A cookie is a small text file written to a user’s hard drive that contains an identifying user number. The cookies do not contain any personal information about users. We use the cookie so users do not have to log in every time they use the service and the cookie will automatically expire if you do not visit the Mondaq website (or its affiliate sites) for 12 months. We also use the cookie to personalise a user's experience of the site (for example to show information specific to a user's region). As the Mondaq sites are fully personalised and cookies are essential to its core technology the site will function unpredictably with browsers that do not support cookies - or where cookies are disabled (in these circumstances we advise you to attempt to locate the information you require elsewhere on the web). However if you are concerned about the presence of a Mondaq cookie on your machine you can also choose to expire the cookie immediately (remove it) by selecting the 'Log Off' menu option as the last thing you do when you use the site.

Some of our business partners may use cookies on our site (for example, advertisers). However, we have no access to or control over these cookies and we are not aware of any at present that do so.

Log Files

We use IP addresses to analyse trends, administer the site, track movement, and gather broad demographic information for aggregate use. IP addresses are not linked to personally identifiable information.


This web site contains links to other sites. Please be aware that Mondaq (or its affiliate sites) are not responsible for the privacy practices of such other sites. We encourage our users to be aware when they leave our site and to read the privacy statements of these third party sites. This privacy statement applies solely to information collected by this Web site.

Surveys & Contests

From time-to-time our site requests information from users via surveys or contests. Participation in these surveys or contests is completely voluntary and the user therefore has a choice whether or not to disclose any information requested. Information requested may include contact information (such as name and delivery address), and demographic information (such as postcode, age level). Contact information will be used to notify the winners and award prizes. Survey information will be used for purposes of monitoring or improving the functionality of the site.


If a user elects to use our referral service for informing a friend about our site, we ask them for the friend’s name and email address. Mondaq stores this information and may contact the friend to invite them to register with Mondaq, but they will not be contacted more than once. The friend may contact Mondaq to request the removal of this information from our database.


This website takes every reasonable precaution to protect our users’ information.
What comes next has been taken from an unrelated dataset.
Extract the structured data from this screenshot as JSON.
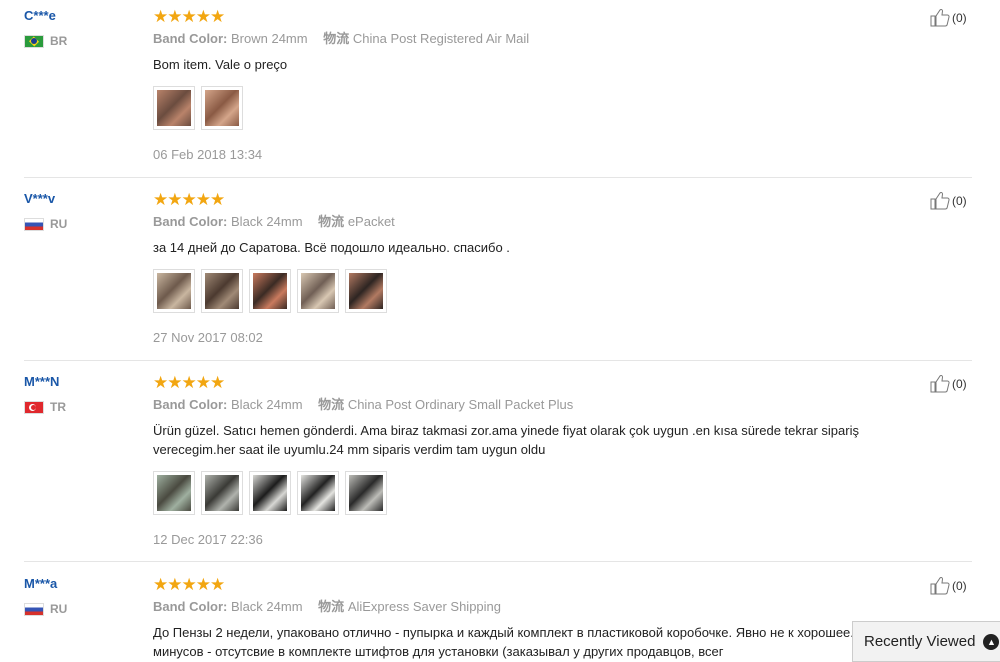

When users submit sensitive information via the website, your information is protected using firewalls and other security technology. If you have any questions about the security at our website, you can send an email to

Correcting/Updating Personal Information

If a user’s personally identifiable information changes (such as postcode), or if a user no longer desires our service, we will endeavour to provide a way to correct, update or remove that user’s personal data provided to us. This can usually be done at the “Your Profile” page or by sending an email to

Notification of Changes

If we decide to change our Terms & Conditions or Privacy Policy, we will post those changes on our site so our users are always aware of what information we collect, how we use it, and under what circumstances, if any, we disclose it. If at any point we decide to use personally identifiable information in a manner different from that stated at the time it was collected, we will notify users by way of an email. Users will have a choice as to whether or not we use their information in this different manner. We will use information in accordance with the privacy policy under which the information was collected.

How to contact Mondaq

You can contact us with comments or queries at

If for some reason you believe Mondaq Ltd. has not adhered to these principles, please notify us by e-mail at and we will use commercially reasonable efforts to determine and correct the problem promptly.